╭──

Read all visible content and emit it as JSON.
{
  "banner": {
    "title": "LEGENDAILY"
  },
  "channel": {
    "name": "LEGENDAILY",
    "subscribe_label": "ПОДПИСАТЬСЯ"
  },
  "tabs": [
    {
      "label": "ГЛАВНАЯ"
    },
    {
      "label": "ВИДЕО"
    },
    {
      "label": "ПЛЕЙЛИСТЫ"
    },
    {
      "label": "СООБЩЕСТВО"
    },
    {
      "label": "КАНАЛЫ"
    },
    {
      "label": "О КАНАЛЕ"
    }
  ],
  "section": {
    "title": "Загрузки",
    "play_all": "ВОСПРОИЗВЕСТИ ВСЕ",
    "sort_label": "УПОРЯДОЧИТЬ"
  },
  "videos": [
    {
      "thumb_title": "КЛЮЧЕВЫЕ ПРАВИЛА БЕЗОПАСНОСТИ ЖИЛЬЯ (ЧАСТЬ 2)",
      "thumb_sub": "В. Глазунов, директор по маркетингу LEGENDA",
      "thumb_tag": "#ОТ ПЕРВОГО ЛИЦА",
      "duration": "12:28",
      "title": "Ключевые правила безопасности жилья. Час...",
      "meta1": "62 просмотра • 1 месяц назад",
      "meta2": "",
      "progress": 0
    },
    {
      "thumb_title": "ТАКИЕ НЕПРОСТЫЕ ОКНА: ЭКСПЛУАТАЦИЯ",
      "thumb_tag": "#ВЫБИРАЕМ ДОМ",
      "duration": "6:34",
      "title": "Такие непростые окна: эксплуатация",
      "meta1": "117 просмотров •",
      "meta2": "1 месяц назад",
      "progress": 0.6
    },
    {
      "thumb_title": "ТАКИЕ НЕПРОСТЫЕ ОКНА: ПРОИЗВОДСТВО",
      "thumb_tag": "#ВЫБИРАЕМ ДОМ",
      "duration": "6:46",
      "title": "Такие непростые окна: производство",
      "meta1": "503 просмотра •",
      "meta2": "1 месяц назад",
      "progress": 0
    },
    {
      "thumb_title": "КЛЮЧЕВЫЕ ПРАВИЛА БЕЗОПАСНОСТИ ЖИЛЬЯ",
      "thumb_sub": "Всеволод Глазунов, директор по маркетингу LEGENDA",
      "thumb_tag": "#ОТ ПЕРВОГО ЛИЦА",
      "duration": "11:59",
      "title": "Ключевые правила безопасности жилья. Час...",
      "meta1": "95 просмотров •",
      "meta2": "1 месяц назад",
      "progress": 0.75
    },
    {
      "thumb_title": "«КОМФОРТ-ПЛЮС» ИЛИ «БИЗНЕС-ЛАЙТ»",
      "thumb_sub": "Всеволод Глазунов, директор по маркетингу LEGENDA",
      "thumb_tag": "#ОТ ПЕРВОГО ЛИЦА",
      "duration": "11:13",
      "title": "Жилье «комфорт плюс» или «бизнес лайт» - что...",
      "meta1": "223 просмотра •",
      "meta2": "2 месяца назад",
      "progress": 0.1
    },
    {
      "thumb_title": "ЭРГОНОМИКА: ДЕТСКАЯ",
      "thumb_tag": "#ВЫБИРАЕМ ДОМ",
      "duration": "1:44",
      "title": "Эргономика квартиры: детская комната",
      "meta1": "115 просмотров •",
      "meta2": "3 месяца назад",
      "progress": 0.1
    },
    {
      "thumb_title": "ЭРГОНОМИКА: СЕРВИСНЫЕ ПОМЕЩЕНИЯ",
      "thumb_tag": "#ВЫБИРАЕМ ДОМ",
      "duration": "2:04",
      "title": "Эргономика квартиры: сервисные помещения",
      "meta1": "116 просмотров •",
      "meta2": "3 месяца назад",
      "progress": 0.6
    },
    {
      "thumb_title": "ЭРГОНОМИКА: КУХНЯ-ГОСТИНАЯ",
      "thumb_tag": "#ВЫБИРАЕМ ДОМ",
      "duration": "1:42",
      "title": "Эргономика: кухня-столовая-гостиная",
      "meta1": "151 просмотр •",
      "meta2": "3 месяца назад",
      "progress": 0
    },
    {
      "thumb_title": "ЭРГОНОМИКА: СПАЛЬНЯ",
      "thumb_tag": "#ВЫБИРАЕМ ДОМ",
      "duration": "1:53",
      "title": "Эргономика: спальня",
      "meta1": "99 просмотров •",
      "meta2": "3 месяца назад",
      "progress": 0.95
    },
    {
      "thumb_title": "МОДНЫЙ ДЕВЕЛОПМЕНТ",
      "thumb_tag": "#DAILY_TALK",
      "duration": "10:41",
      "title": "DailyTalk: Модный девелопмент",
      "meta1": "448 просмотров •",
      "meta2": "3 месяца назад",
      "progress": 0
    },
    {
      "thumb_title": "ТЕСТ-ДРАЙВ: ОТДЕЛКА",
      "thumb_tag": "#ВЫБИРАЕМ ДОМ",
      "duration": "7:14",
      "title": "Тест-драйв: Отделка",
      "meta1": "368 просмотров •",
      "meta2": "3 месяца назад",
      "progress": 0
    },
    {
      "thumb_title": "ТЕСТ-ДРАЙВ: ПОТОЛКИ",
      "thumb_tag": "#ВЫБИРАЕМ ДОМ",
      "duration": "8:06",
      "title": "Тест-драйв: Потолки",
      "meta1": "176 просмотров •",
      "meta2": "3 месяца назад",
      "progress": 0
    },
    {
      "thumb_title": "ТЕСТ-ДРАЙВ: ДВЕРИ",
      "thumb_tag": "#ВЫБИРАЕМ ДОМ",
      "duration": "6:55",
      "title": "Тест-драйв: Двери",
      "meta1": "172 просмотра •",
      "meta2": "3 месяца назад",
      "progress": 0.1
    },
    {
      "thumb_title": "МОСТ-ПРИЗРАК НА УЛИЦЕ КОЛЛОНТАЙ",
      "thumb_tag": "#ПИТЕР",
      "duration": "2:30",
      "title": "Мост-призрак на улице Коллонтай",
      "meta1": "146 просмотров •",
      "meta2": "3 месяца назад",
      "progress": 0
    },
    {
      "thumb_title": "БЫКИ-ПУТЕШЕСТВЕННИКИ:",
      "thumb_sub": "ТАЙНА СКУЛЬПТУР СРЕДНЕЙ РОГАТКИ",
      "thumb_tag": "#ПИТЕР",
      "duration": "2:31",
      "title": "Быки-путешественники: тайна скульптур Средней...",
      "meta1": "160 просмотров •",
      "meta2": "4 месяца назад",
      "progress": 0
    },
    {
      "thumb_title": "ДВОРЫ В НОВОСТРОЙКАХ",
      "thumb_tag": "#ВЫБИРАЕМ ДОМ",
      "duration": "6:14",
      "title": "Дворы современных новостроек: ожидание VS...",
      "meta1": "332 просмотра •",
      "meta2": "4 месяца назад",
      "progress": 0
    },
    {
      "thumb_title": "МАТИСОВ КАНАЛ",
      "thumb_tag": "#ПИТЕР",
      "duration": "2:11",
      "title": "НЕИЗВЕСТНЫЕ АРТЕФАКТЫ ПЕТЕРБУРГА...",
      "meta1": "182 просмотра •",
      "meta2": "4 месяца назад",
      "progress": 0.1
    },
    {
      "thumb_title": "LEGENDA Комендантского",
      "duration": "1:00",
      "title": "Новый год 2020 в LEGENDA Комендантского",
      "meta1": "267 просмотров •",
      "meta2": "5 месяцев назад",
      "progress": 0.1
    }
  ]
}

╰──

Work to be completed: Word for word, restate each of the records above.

Written answer:
Read all visible content and emit it as JSON.
{
  "banner": {
    "title": "LEGENDAILY"
  },
  "channel": {
    "name": "LEGENDAILY",
    "subscribe_label": "ПОДПИСАТЬСЯ"
  },
  "tabs": [
    {
      "label": "ГЛАВНАЯ"
    },
    {
      "label": "ВИДЕО"
    },
    {
      "label": "ПЛЕЙЛИСТЫ"
    },
    {
      "label": "СООБЩЕСТВО"
    },
    {
      "label": "КАНАЛЫ"
    },
    {
      "label": "О КАНАЛЕ"
    }
  ],
  "section": {
    "title": "Загрузки",
    "play_all": "ВОСПРОИЗВЕСТИ ВСЕ",
    "sort_label": "УПОРЯДОЧИТЬ"
  },
  "videos": [
    {
      "thumb_title": "КЛЮЧЕВЫЕ ПРАВИЛА БЕЗОПАСНОСТИ ЖИЛЬЯ (ЧАСТЬ 2)",
      "thumb_sub": "В. Глазунов, директор по маркетингу LEGENDA",
      "thumb_tag": "#ОТ ПЕРВОГО ЛИЦА",
      "duration": "12:28",
      "title": "Ключевые правила безопасности жилья. Час...",
      "meta1": "62 просмотра • 1 месяц назад",
      "meta2": "",
      "progress": 0
    },
    {
      "thumb_title": "ТАКИЕ НЕПРОСТЫЕ ОКНА: ЭКСПЛУАТАЦИЯ",
      "thumb_tag": "#ВЫБИРАЕМ ДОМ",
      "duration": "6:34",
      "title": "Такие непростые окна: эксплуатация",
      "meta1": "117 просмотров •",
      "meta2": "1 месяц назад",
      "progress": 0.6
    },
    {
      "thumb_title": "ТАКИЕ НЕПРОСТЫЕ ОКНА: ПРОИЗВОДСТВО",
      "thumb_tag": "#ВЫБИРАЕМ ДОМ",
      "duration": "6:46",
      "title": "Такие непростые окна: производство",
      "meta1": "503 просмотра •",
      "meta2": "1 месяц назад",
      "progress": 0
    },
    {
      "thumb_title": "КЛЮЧЕВЫЕ ПРАВИЛА БЕЗОПАСНОСТИ ЖИЛЬЯ",
      "thumb_sub": "Всеволод Глазунов, директор по маркетингу LEGENDA",
      "thumb_tag": "#ОТ ПЕРВОГО ЛИЦА",
      "duration": "11:59",
      "title": "Ключевые правила безопасности жилья. Час...",
      "meta1": "95 просмотров •",
      "meta2": "1 месяц назад",
      "progress": 0.75
    },
    {
      "thumb_title": "«КОМФОРТ-ПЛЮС» ИЛИ «БИЗНЕС-ЛАЙТ»",
      "thumb_sub": "Всеволод Глазунов, директор по маркетингу LEGENDA",
      "thumb_tag": "#ОТ ПЕРВОГО ЛИЦА",
      "duration": "11:13",
      "title": "Жилье «комфорт плюс» или «бизнес лайт» - что...",
      "meta1": "223 просмотра •",
      "meta2": "2 месяца назад",
      "progress": 0.1
    },
    {
      "thumb_title": "ЭРГОНОМИКА: ДЕТСКАЯ",
      "thumb_tag": "#ВЫБИРАЕМ ДОМ",
      "duration": "1:44",
      "title": "Эргономика квартиры: детская комната",
      "meta1": "115 просмотров •",
      "meta2": "3 месяца назад",
      "progress": 0.1
    },
    {
      "thumb_title": "ЭРГОНОМИКА: СЕРВИСНЫЕ ПОМЕЩЕНИЯ",
      "thumb_tag": "#ВЫБИРАЕМ ДОМ",
      "duration": "2:04",
      "title": "Эргономика квартиры: сервисные помещения",
      "meta1": "116 просмотров •",
      "meta2": "3 месяца назад",
      "progress": 0.6
    },
    {
      "thumb_title": "ЭРГОНОМИКА: КУХНЯ-ГОСТИНАЯ",
      "thumb_tag": "#ВЫБИРАЕМ ДОМ",
      "duration": "1:42",
      "title": "Эргономика: кухня-столовая-гостиная",
      "meta1": "151 просмотр •",
      "meta2": "3 месяца назад",
      "progress": 0
    },
    {
      "thumb_title": "ЭРГОНОМИКА: СПАЛЬНЯ",
      "thumb_tag": "#ВЫБИРАЕМ ДОМ",
      "duration": "1:53",
      "title": "Эргономика: спальня",
      "meta1": "99 просмотров •",
      "meta2": "3 месяца назад",
      "progress": 0.95
    },
    {
      "thumb_title": "МОДНЫЙ ДЕВЕЛОПМЕНТ",
      "thumb_tag": "#DAILY_TALK",
      "duration": "10:41",
      "title": "DailyTalk: Модный девелопмент",
      "meta1": "448 просмотров •",
      "meta2": "3 месяца назад",
      "progress": 0
    },
    {
      "thumb_title": "ТЕСТ-ДРАЙВ: ОТДЕЛКА",
      "thumb_tag": "#ВЫБИРАЕМ ДОМ",
      "duration": "7:14",
      "title": "Тест-драйв: Отделка",
      "meta1": "368 просмотров •",
      "meta2": "3 месяца назад",
      "progress": 0
    },
    {
      "thumb_title": "ТЕСТ-ДРАЙВ: ПОТОЛКИ",
      "thumb_tag": "#ВЫБИРАЕМ ДОМ",
      "duration": "8:06",
      "title": "Тест-драйв: Потолки",
      "meta1": "176 просмотров •",
      "meta2": "3 месяца назад",
      "progress": 0
    },
    {
      "thumb_title": "ТЕСТ-ДРАЙВ: ДВЕРИ",
      "thumb_tag": "#ВЫБИРАЕМ ДОМ",
      "duration": "6:55",
      "title": "Тест-драйв: Двери",
      "meta1": "172 просмотра •",
      "meta2": "3 месяца назад",
      "progress": 0.1
    },
    {
      "thumb_title": "МОСТ-ПРИЗРАК НА УЛИЦЕ КОЛЛОНТАЙ",
      "thumb_tag": "#ПИТЕР",
      "duration": "2:30",
      "title": "Мост-призрак на улице Коллонтай",
      "meta1": "146 просмотров •",
      "meta2": "3 месяца назад",
      "progress": 0
    },
    {
      "thumb_title": "БЫКИ-ПУТЕШЕСТВЕННИКИ:",
      "thumb_sub": "ТАЙНА СКУЛЬПТУР СРЕДНЕЙ РОГАТКИ",
      "thumb_tag": "#ПИТЕР",
      "duration": "2:31",
      "title": "Быки-путешественники: тайна скульптур Средней...",
      "meta1": "160 просмотров •",
      "meta2": "4 месяца назад",
      "progress": 0
    },
    {
      "thumb_title": "ДВОРЫ В НОВОСТРОЙКАХ",
      "thumb_tag": "#ВЫБИРАЕМ ДОМ",
      "duration": "6:14",
      "title": "Дворы современных новостроек: ожидание VS...",
      "meta1": "332 просмотра •",
      "meta2": "4 месяца назад",
      "progress": 0
    },
    {
      "thumb_title": "МАТИСОВ КАНАЛ",
      "thumb_tag": "#ПИТЕР",
      "duration": "2:11",
      "title": "НЕИЗВЕСТНЫЕ АРТЕФАКТЫ ПЕТЕРБУРГА...",
      "meta1": "182 просмотра •",
      "meta2": "4 месяца назад",
      "progress": 0.1
    },
    {
      "thumb_title": "LEGENDA Комендантского",
      "duration": "1:00",
      "title": "Новый год 2020 в LEGENDA Комендантского",
      "meta1": "267 просмотров •",
      "meta2": "5 месяцев назад",
      "progress": 0.1
    }
  ]
}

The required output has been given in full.